New Delhi: Ever since the Supreme Court reinstated its ban on the sale of firecrackers in Delhi-NCR before Diwali to prevent toxic haze, there has been a huge debate about it. Union Environment Minister Harsh Vardhan who welcomed the order on Twitter was trolled so badly that he deleted his tweet. Environmentalists and Delhi’s top doctors welcomed the ban and defined the growing levels of air pollution as a public health emergency. But there are some who believe that apex court’s order to ban firecrackers is a case of judicial overreach. Commenting on this, a senior advocate of Supreme Court said that we must realise that the top court is the ultimate custodian of the Constitution and Constitutional rights conferred on the citizens, and the right to life is sacrosanct. “If the Supreme Court feels that the crackers are going to affect the right to life of millions of people living in Delhi, then the court’s decision to ban sale of firecrackers is fully justified,” said Dushyant Dave, Senior Advocate, Supreme Court.

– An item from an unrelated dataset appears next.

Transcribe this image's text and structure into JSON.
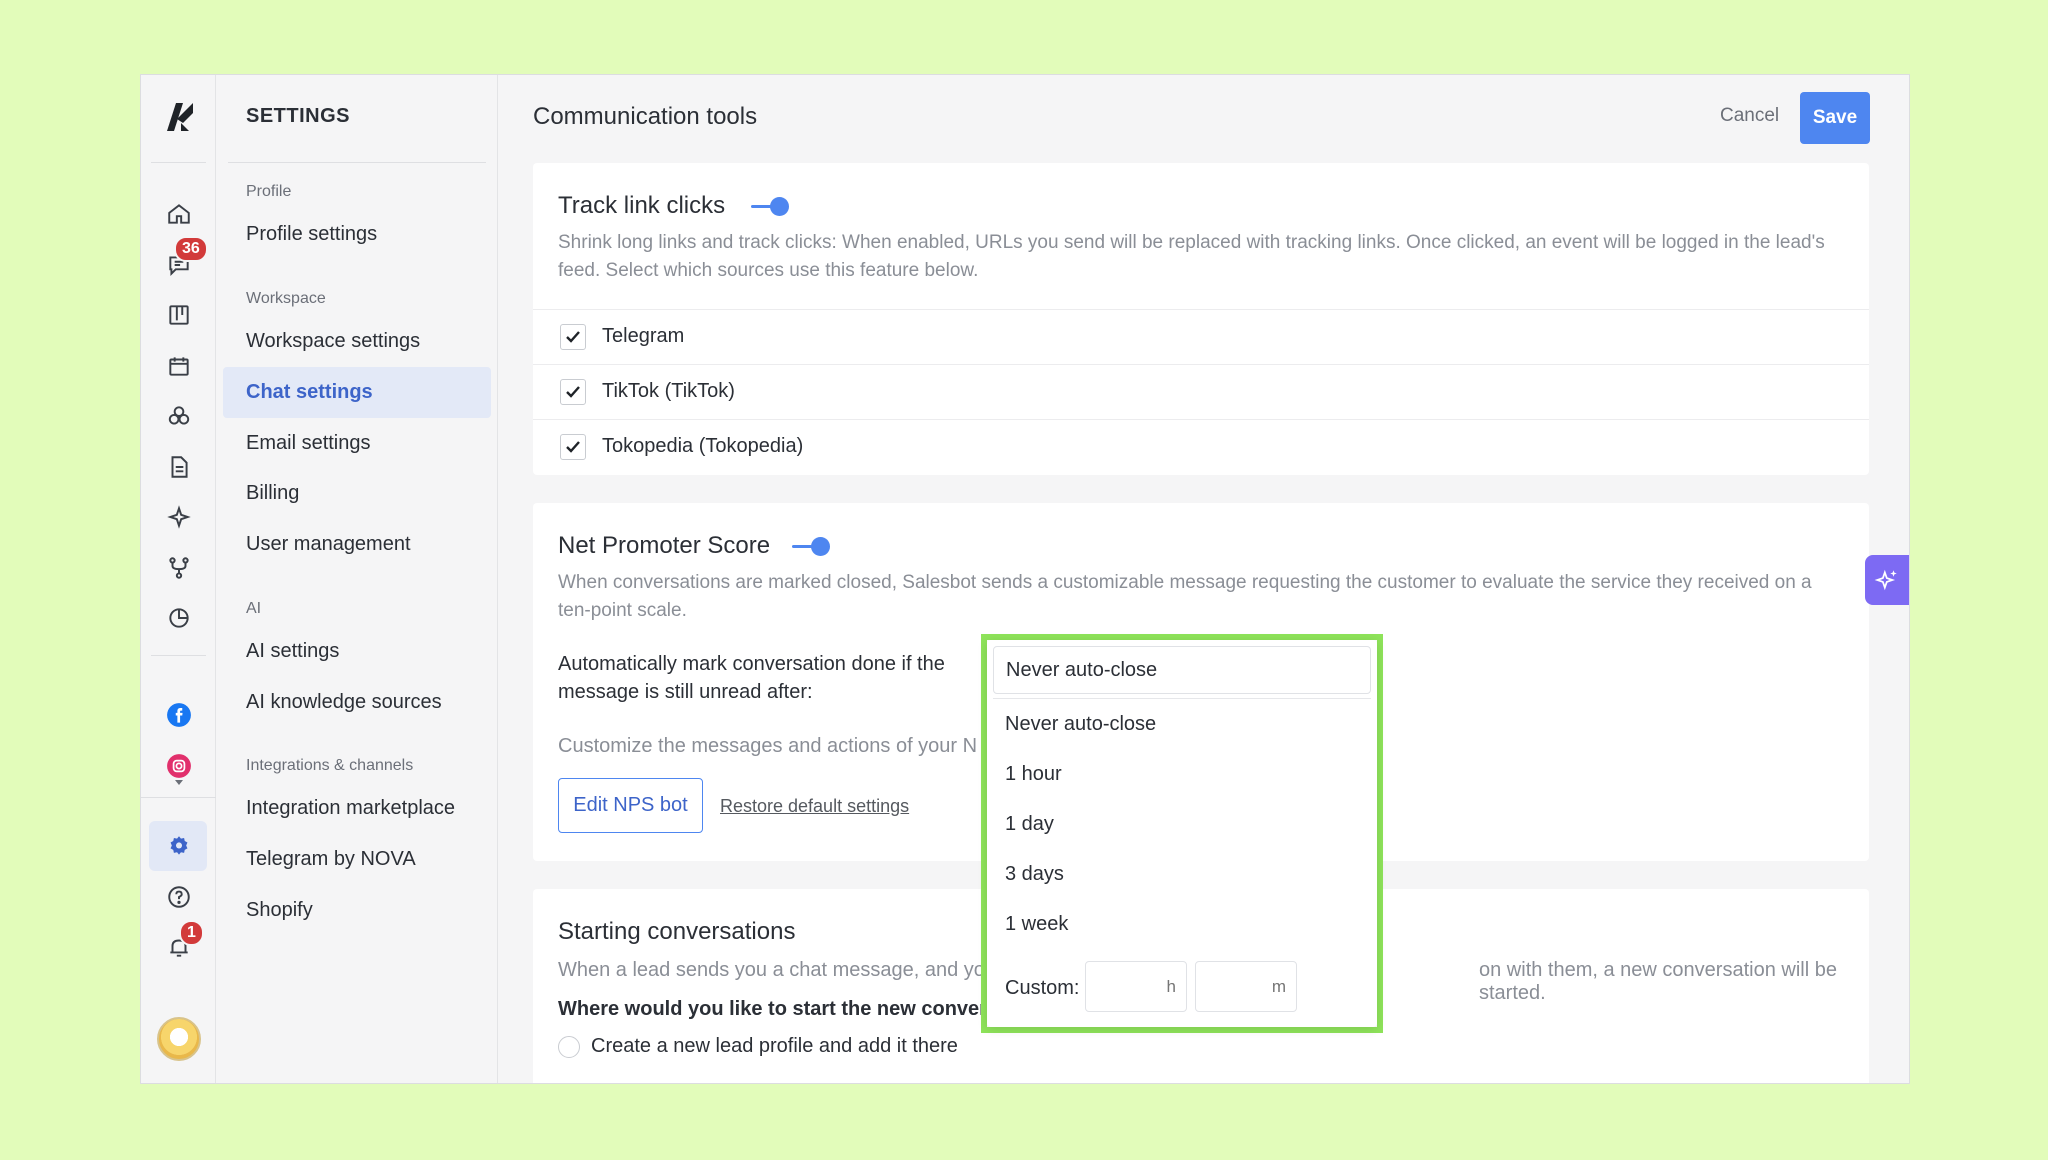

Another advocate Anirudh Sharma welcomed the ban but was of the view that this might dampen the festive spirits and spoke in favour of necessary regulations on the manufacturing and sales of firecrackers, the toxicity levels of which are relatively higher.
Under the explosive act, the court can ban the manufacture of certain kind of explosives, along with its distribution and sale. Crackers should not be banned but should be regulated like in the case of tobacco. The crackers which make the most noise and are highly toxic should be banned, suggests Anirudh Sharma, Advocate, Supreme Court.
Dr Anupam Sibal, Pediatrician, Apollo Hospitals also gave his opinion on the cracker ban issue, pointing out the importance of looking at the concerns of air pollution at large. “We have to look at a larger picture. It is not about crackers and not about one Diwali night, it is about the highly toxic environment we are living in today,” said Mr Sibal.
Last year, Delhi’s air measured 999 on Air Quality Index, while the safe limit to breathe is 150. I am highly worried what this might do to the health of citizens as no data is available on what will happen a decade or two later when people are exposed to this kind of toxic air. If there’s a victim during Diwali, it’s those with pulmonary diseases, children and elderly. It is the responsibility of every citizen to provide a healthy environment by limiting all sources of air pollution, the doctor added.
Adding to what Dr Sibal said, actress Dia Mirza also stated that during Diwali, the ill effects of air pollution gets compounded so drastically that they been proven in the past to be gravely hazardous and injurious to our lives, especially the children and elderly.
Cracker ban is just a scratch on the surface to curb air pollution, which is not limited to Delhi-NCR but extends across the nation. I think firecrackers should be banned throughout the year and people should be educated on the hazardous effects of air pollution, the actress recommended.
While commenting on if the ban on crackers seems practical, advocate Dushyant Dave said that it is not possible to fully implement the judgement of Supreme Court. What will authorities do if people in Delhi-NCR buy crackers from other sources and light them up? Nothing! While the Supreme Court’s order is well-intentioned, the prudence of the judgment and its ability to achieve its aim is highly debatable,” added Mr Dave.
However, to ensure that Supreme Court’s order to ban the sale of firecrackers is implemented properly, the police officials in Delhi-NCR will form special patrol teams and conduct vehicle checks till Diwali. A number of public figures and politicians have also come forward in support of the ban and urged people to celebrate green Diwali.
After Diwali in November last year, dense smog in Delhi had forced authorities to close schools and ban construction activities. That year the city struggled with its worst air pollution for two decades and air quality was categorised as “severe”. Schools had to be shut down and hospitals reported a rise in cases of respiratory distress, with elderly and children being the worst hit.